The lowdown: Jeeva Wireless was founded by a team of UW students to lower the energy cost and broaden the capabilities of communication between computers. Today, computers generally use some form of Wi-Fi connection to communicate. Jeeva’s technology uses lower-frequency radio waves, allowing the waves to more easily pass through obstacles. According to the company, the technology also uses 10,000 times less power than other communication solutions. The list of potential uses of such technology is enormous, from smart cities monitoring pollution levels on street corners to smart farms using sensors to report soil condition and crop growth. The company has raised $4.2 million to date, across four funding rounds.
Industry: Wireless charging
The lowdown: As businesses and governments deploy swarms of autonomous drones to do our dirty work, the ability to efficiently recharge their batteries will be key to productivity and efficiency. To this end, Wibotic has pioneered wireless charging solutions for drones operating in the street, in the air, underwater and inside industrial facilities. The company was co-founded by Ben Waters and Professor Joshua Smith at the University of Washington in 2015, and raised a $2.5 million seed round last year.
Industry: Medical research
The lowdown: A-Alpha Bio’s technology is a response to the emergence of synthetic protein-building software pioneered by Seattle’s Cyrus Biotechnology, among others. Just because you can create a protein doesn’t mean it will work — and so A-Alpha Bio watches masses of proteins interact with genetically engineered yeast cells, then uses next-generation software to quantify the results. The startup recently received a $225,000 grant from the National Science Foundation.
Industry: Artificial intelligence

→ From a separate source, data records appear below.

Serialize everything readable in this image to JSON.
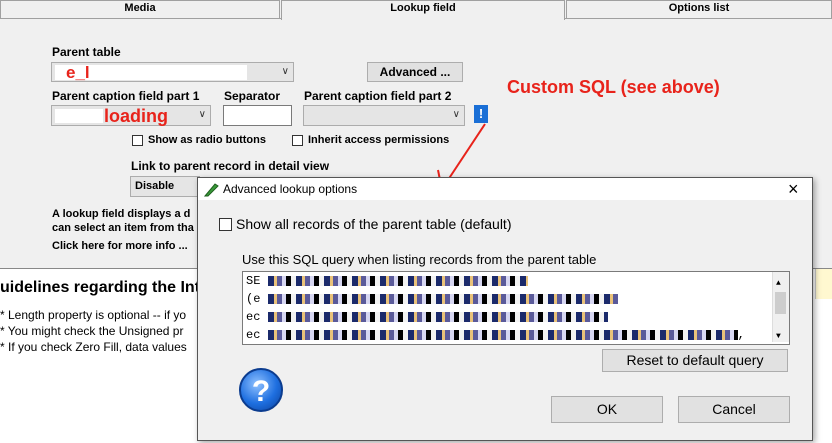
{
  "tabs": [
    {
      "label": "Media"
    },
    {
      "label": "Lookup field"
    },
    {
      "label": "Options list"
    }
  ],
  "form": {
    "parent_table_label": "Parent table",
    "parent_table_value": "e_l",
    "advanced_button": "Advanced ...",
    "caption_part1_label": "Parent caption field part 1",
    "caption_part1_value": "loading",
    "separator_label": "Separator",
    "caption_part2_label": "Parent caption field part 2",
    "show_as_radio_label": "Show as radio buttons",
    "inherit_access_label": "Inherit access permissions",
    "link_parent_label": "Link to parent record in detail view",
    "link_parent_value": "Disable",
    "info_line1": "A lookup field displays a d",
    "info_line2": "can select an item from tha",
    "info_link": "Click here for more info ...",
    "info_icon": "!"
  },
  "annotation": {
    "custom_sql": "Custom SQL (see above)"
  },
  "guidelines": {
    "title": "uidelines regarding the Int",
    "items": [
      "* Length property is optional -- if yo",
      "* You might check the Unsigned pr",
      "* If you check Zero Fill, data values"
    ]
  },
  "dialog": {
    "title": "Advanced lookup options",
    "close": "×",
    "show_all_label": "Show all records of the parent table (default)",
    "sql_label": "Use this SQL query when listing records from the parent table",
    "sql_lines": [
      "SE",
      "(e",
      "ec",
      "ec"
    ],
    "sql_line4_end": ",",
    "reset_button": "Reset to default query",
    "help_icon": "?",
    "ok_button": "OK",
    "cancel_button": "Cancel"
  },
  "colors": {
    "annotation_red": "#e8231b",
    "info_blue": "#1a6fd6"
  }
}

The lowdown: Xnor AI was founded by Mohammad Rastegari and Ali Farhadi, an associate professor at UW’s Department of Computer Science and Engineering. The company retrains AI models into a proprietary binary neural network, which makes them faster, more efficient and less memory-taxing than traditional deep learning models. This means AI models can run on smartphones, and other “edge” devices. Xnor AI has raised $14.6 million in two rounds since 2017.
The lowdown: KenSci’s machine learning platform helps health professionals predict adverse outcomes for their patients. Started by a team of researchers at UW's Tacoma campus, whose work produced more than 25 peer-reviewed papers, the company has since raised $8.5 million in two rounds. The company’s technology currently serves 25 different health systems, which use it to ingest, transform and integrate disparate data from EHRs, claims, finance departments and others. KenSci’s AI then scans the data for patterns, finding granular details in an individual patient’s history and predicting risks they may face in the future.